======== RECORDS FOR THIS TASK
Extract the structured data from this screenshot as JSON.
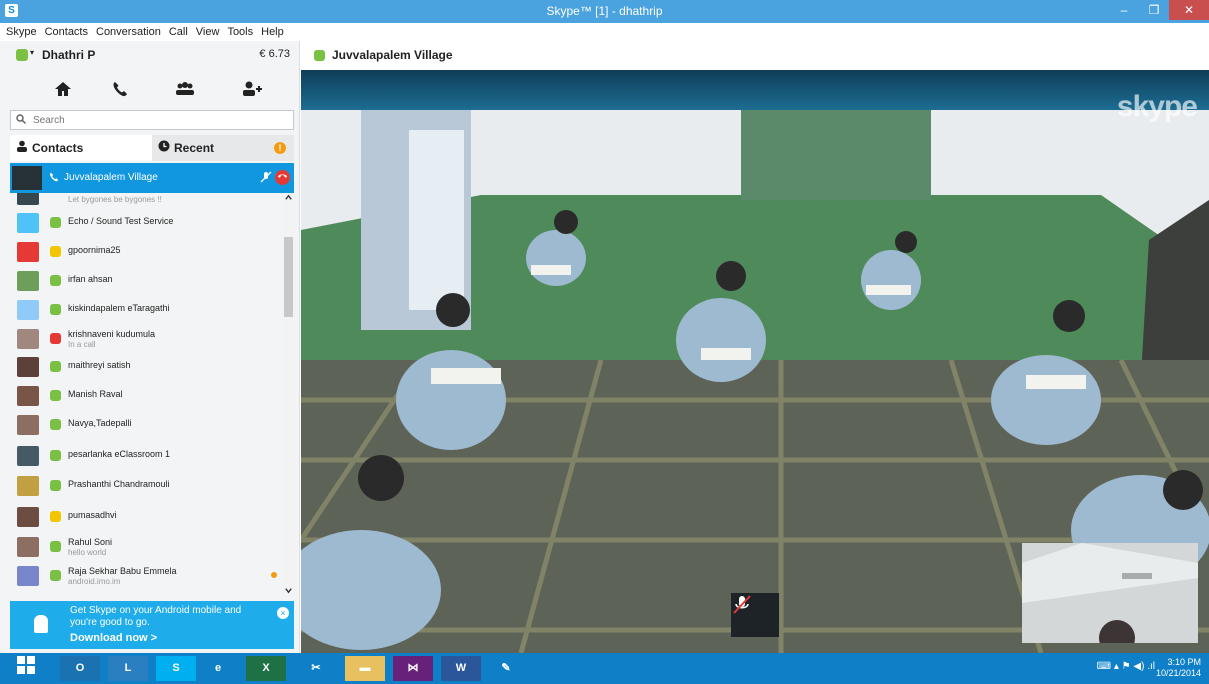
{
  "window": {
    "app_icon": "S",
    "title": "Skype™ [1] - dhathrip",
    "minimize": "–",
    "maximize": "❐",
    "close": "✕"
  },
  "menu": [
    "Skype",
    "Contacts",
    "Conversation",
    "Call",
    "View",
    "Tools",
    "Help"
  ],
  "profile": {
    "name": "Dhathri P",
    "credit": "€ 6.73",
    "dropdown": "▾"
  },
  "nav_icons": [
    "home-icon",
    "call-icon",
    "contacts-group-icon",
    "add-contact-icon"
  ],
  "search": {
    "placeholder": "Search",
    "icon": "🔍"
  },
  "tabs": {
    "contacts": "Contacts",
    "recent": "Recent",
    "alert": "!"
  },
  "active_call": {
    "name": "Juvvalapalem Village"
  },
  "contacts": [
    {
      "name": "",
      "mood": "Let bygones be bygones !!",
      "status": "online",
      "avatar": "#37474f"
    },
    {
      "name": "Echo / Sound Test Service",
      "mood": "",
      "status": "online",
      "avatar": "#4fc3f7"
    },
    {
      "name": "gpoornima25",
      "mood": "",
      "status": "away",
      "avatar": "#e53935"
    },
    {
      "name": "irfan ahsan",
      "mood": "",
      "status": "online",
      "avatar": "#6d9f5a"
    },
    {
      "name": "kiskindapalem eTaragathi",
      "mood": "",
      "status": "online",
      "avatar": "#90caf9"
    },
    {
      "name": "krishnaveni kudumula",
      "mood": "In a call",
      "status": "busy",
      "avatar": "#a1887f"
    },
    {
      "name": "maithreyi satish",
      "mood": "",
      "status": "online",
      "avatar": "#5d4037"
    },
    {
      "name": "Manish Raval",
      "mood": "",
      "status": "online",
      "avatar": "#795548"
    },
    {
      "name": "Navya,Tadepalli",
      "mood": "",
      "status": "online",
      "avatar": "#8d6e63"
    },
    {
      "name": "pesarlanka eClassroom 1",
      "mood": "",
      "status": "online",
      "avatar": "#455a64"
    },
    {
      "name": "Prashanthi Chandramouli",
      "mood": "",
      "status": "online",
      "avatar": "#c0a040"
    },
    {
      "name": "pumasadhvi",
      "mood": "",
      "status": "away",
      "avatar": "#6d4c41"
    },
    {
      "name": "Rahul Soni",
      "mood": "hello world",
      "status": "online",
      "avatar": "#8d6e63"
    },
    {
      "name": "Raja Sekhar Babu Emmela",
      "mood": "android.imo.im",
      "status": "online",
      "avatar": "#7986cb"
    }
  ],
  "promo": {
    "text": "Get Skype on your Android mobile and you're good to go.",
    "link": "Download now >",
    "close": "×"
  },
  "conversation": {
    "title": "Juvvalapalem Village",
    "logo": "skype",
    "mic": "🎤"
  },
  "colors": {
    "accent": "#00aff0",
    "online": "#7ac143",
    "away": "#f2c500",
    "busy": "#e53935",
    "taskbar": "#0f80c8"
  },
  "taskbar": {
    "apps": [
      "start-icon",
      "outlook-icon",
      "lync-icon",
      "skype-icon",
      "ie-icon",
      "excel-icon",
      "snipping-icon",
      "explorer-icon",
      "visual-studio-icon",
      "word-icon",
      "paint-icon"
    ],
    "time": "3:10 PM",
    "date": "10/21/2014"
  }
}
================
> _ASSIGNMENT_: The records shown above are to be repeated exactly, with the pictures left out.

> _ANSWER BOX_:
Extract the structured data from this screenshot as JSON.
{
  "window": {
    "app_icon": "S",
    "title": "Skype™ [1] - dhathrip",
    "minimize": "–",
    "maximize": "❐",
    "close": "✕"
  },
  "menu": [
    "Skype",
    "Contacts",
    "Conversation",
    "Call",
    "View",
    "Tools",
    "Help"
  ],
  "profile": {
    "name": "Dhathri P",
    "credit": "€ 6.73",
    "dropdown": "▾"
  },
  "nav_icons": [
    "home-icon",
    "call-icon",
    "contacts-group-icon",
    "add-contact-icon"
  ],
  "search": {
    "placeholder": "Search",
    "icon": "🔍"
  },
  "tabs": {
    "contacts": "Contacts",
    "recent": "Recent",
    "alert": "!"
  },
  "active_call": {
    "name": "Juvvalapalem Village"
  },
  "contacts": [
    {
      "name": "",
      "mood": "Let bygones be bygones !!",
      "status": "online",
      "avatar": "#37474f"
    },
    {
      "name": "Echo / Sound Test Service",
      "mood": "",
      "status": "online",
      "avatar": "#4fc3f7"
    },
    {
      "name": "gpoornima25",
      "mood": "",
      "status": "away",
      "avatar": "#e53935"
    },
    {
      "name": "irfan ahsan",
      "mood": "",
      "status": "online",
      "avatar": "#6d9f5a"
    },
    {
      "name": "kiskindapalem eTaragathi",
      "mood": "",
      "status": "online",
      "avatar": "#90caf9"
    },
    {
      "name": "krishnaveni kudumula",
      "mood": "In a call",
      "status": "busy",
      "avatar": "#a1887f"
    },
    {
      "name": "maithreyi satish",
      "mood": "",
      "status": "online",
      "avatar": "#5d4037"
    },
    {
      "name": "Manish Raval",
      "mood": "",
      "status": "online",
      "avatar": "#795548"
    },
    {
      "name": "Navya,Tadepalli",
      "mood": "",
      "status": "online",
      "avatar": "#8d6e63"
    },
    {
      "name": "pesarlanka eClassroom 1",
      "mood": "",
      "status": "online",
      "avatar": "#455a64"
    },
    {
      "name": "Prashanthi Chandramouli",
      "mood": "",
      "status": "online",
      "avatar": "#c0a040"
    },
    {
      "name": "pumasadhvi",
      "mood": "",
      "status": "away",
      "avatar": "#6d4c41"
    },
    {
      "name": "Rahul Soni",
      "mood": "hello world",
      "status": "online",
      "avatar": "#8d6e63"
    },
    {
      "name": "Raja Sekhar Babu Emmela",
      "mood": "android.imo.im",
      "status": "online",
      "avatar": "#7986cb"
    }
  ],
  "promo": {
    "text": "Get Skype on your Android mobile and you're good to go.",
    "link": "Download now >",
    "close": "×"
  },
  "conversation": {
    "title": "Juvvalapalem Village",
    "logo": "skype",
    "mic": "🎤"
  },
  "colors": {
    "accent": "#00aff0",
    "online": "#7ac143",
    "away": "#f2c500",
    "busy": "#e53935",
    "taskbar": "#0f80c8"
  },
  "taskbar": {
    "apps": [
      "start-icon",
      "outlook-icon",
      "lync-icon",
      "skype-icon",
      "ie-icon",
      "excel-icon",
      "snipping-icon",
      "explorer-icon",
      "visual-studio-icon",
      "word-icon",
      "paint-icon"
    ],
    "time": "3:10 PM",
    "date": "10/21/2014"
  }
}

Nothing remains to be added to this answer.